Diagnosis of Gallbladder Disease
Gallbladder disease is a common disorder that affects the organ storing and releasing bile into the small intestine. The gallbladder can become inflamed, leading to various signs and symptoms, such as nausea, vomiting, fever, jaundice, abdominal pain, and tenderness. Diagnosis of this condition typically begins with a physical examination by a medical professional. Other diagnostic tests may include blood tests to check for levels of liver enzymes or an ultrasound imaging test to examine the gallbladder’s size and structure.
It’s important to note that gallbladder disease can sometimes be misdiagnosed due to its similarity in symptoms with other conditions. If additional testing is needed or there is suspicion of something other than gallbladder disease, more specialized tests may be done, such as endoscopic retrograde cholangiopancreatography (ERCP) or magnetic resonance cholangiopancreatography (MRCP).
It is also important to understand that lifestyle modifications may help reduce the risk of developing gallbladder disease or improve existing symptoms. Following a low-fat diet rich in fiber and exercising regularly are two preventive measures healthcare professionals recommend.
Treatment Options for Gallbladder Disease
Gallbladder disease can manifest itself in several different ways, and treatment options will depend on the type of gallbladder disease a person suffers from. Common treatments for gallbladder disease include lifestyle modifications, medications, and surgery. Lifestyle modifications may include:

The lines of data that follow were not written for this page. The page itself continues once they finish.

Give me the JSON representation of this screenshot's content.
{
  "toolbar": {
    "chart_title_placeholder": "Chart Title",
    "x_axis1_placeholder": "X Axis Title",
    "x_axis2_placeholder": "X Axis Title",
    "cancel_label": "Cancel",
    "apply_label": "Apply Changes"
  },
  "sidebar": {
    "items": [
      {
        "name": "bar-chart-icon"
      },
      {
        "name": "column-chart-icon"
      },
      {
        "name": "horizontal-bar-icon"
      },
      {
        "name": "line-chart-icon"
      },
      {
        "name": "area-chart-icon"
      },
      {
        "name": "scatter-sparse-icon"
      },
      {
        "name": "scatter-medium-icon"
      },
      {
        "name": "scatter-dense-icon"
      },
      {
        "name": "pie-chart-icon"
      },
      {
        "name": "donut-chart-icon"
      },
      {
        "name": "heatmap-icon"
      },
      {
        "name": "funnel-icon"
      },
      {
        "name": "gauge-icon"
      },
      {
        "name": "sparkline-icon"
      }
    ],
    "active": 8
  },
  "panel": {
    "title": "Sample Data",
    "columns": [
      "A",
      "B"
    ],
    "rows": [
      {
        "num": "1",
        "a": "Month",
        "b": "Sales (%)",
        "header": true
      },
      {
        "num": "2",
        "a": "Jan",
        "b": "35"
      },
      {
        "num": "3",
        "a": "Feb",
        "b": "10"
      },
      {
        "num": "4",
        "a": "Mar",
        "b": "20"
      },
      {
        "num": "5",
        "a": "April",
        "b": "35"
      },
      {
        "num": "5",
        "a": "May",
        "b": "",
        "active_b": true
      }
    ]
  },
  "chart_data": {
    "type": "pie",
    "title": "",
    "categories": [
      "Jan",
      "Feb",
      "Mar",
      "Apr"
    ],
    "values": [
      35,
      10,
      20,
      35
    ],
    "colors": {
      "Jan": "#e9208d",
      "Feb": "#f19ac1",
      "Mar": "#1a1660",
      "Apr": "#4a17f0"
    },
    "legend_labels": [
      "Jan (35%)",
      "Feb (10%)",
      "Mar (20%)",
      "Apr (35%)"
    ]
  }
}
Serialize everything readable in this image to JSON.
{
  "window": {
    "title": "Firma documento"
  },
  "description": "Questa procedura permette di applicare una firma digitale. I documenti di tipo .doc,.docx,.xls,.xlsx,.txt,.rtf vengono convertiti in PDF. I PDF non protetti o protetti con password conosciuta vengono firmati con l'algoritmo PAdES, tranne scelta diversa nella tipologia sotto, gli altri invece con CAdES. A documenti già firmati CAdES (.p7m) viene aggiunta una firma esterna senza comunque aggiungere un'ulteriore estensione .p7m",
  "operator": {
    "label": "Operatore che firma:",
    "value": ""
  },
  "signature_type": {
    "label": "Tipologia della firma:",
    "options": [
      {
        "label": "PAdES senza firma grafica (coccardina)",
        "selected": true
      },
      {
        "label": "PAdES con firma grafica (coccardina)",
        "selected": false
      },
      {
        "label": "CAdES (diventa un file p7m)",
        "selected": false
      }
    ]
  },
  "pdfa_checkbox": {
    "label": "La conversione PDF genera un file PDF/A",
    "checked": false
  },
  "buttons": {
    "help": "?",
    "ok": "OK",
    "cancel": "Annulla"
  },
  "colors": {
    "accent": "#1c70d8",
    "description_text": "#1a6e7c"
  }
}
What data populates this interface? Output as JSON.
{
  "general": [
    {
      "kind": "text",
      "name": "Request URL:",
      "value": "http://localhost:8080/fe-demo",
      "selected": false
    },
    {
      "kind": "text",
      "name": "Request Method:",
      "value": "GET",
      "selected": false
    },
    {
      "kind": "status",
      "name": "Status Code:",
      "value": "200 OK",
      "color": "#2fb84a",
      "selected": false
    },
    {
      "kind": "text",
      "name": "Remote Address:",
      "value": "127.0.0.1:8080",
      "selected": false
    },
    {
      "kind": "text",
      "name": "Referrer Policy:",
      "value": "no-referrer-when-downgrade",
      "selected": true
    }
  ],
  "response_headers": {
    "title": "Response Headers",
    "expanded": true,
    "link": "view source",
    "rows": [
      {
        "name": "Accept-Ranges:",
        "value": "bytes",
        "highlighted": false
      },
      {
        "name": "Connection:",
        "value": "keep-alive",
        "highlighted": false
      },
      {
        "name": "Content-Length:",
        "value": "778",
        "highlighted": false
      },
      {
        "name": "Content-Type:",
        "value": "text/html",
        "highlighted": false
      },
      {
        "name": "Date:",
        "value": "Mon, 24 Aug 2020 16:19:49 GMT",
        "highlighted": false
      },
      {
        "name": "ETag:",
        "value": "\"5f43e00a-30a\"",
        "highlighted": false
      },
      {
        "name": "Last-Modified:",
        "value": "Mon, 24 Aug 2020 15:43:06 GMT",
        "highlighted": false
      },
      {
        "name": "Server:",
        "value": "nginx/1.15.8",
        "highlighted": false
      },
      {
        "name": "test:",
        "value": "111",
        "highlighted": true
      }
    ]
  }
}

- Reducing fat intake.
- Eating smaller but more frequent meals throughout the day.
- Avoiding alcohol and caffeine.
- Exercising regularly.
- Taking good care of one’s self by getting plenty of rest.
Medications are often prescribed to reduce the symptoms associated with gallbladder disease. These may include antacids or proton pump inhibitors to reduce stomach acidity and bile acid sequestrants to help decrease irritation caused by bile acids in the digestive tract. Surgery is usually a last resort option that can be used to remove the diseased gallbladder when other treatments fail. The type of surgery chosen will depend on the severity of the patient’s condition and any underlying medical conditions they may have.
Preventative Measures to Avoid Future Problems with the Gallbladder
The gallbladder is an organ that stores bile, which helps in digestion. Unfortunately, gallbladder issues can cause pain and discomfort and may even require surgery to correct. Fortunately, several preventative measures can help avoid future problems with the gallbladder.
These include maintaining a healthy weight, eating a balanced diet high in fiber and low in fat, avoiding processed foods, exercising regularly, managing stress levels, avoiding smoking, and drinking alcohol in moderation. These lifestyle changes can help reduce your risk of developing gallstones or other gallbladder-related issues.
Additionally, it is wise to drink plenty of water throughout the day to assist digestion and keep the digestive system running smoothly. Lastly, regular check-ups with your doctor can ensure that any signs or symptoms of potential gallbladder-related problems are detected early on and diagnosed appropriately. Taking these steps can greatly reduce your risk of developing any serious problems with the gallbladder.Gallbladder disease is a common problem that affects many people. Although it can be painful, treatment options are available to help you manage your pain and avoid future problems with your gallbladder. If you have gallbladder disease, please visit our website for more information. https://gastroenterologistnewyork.com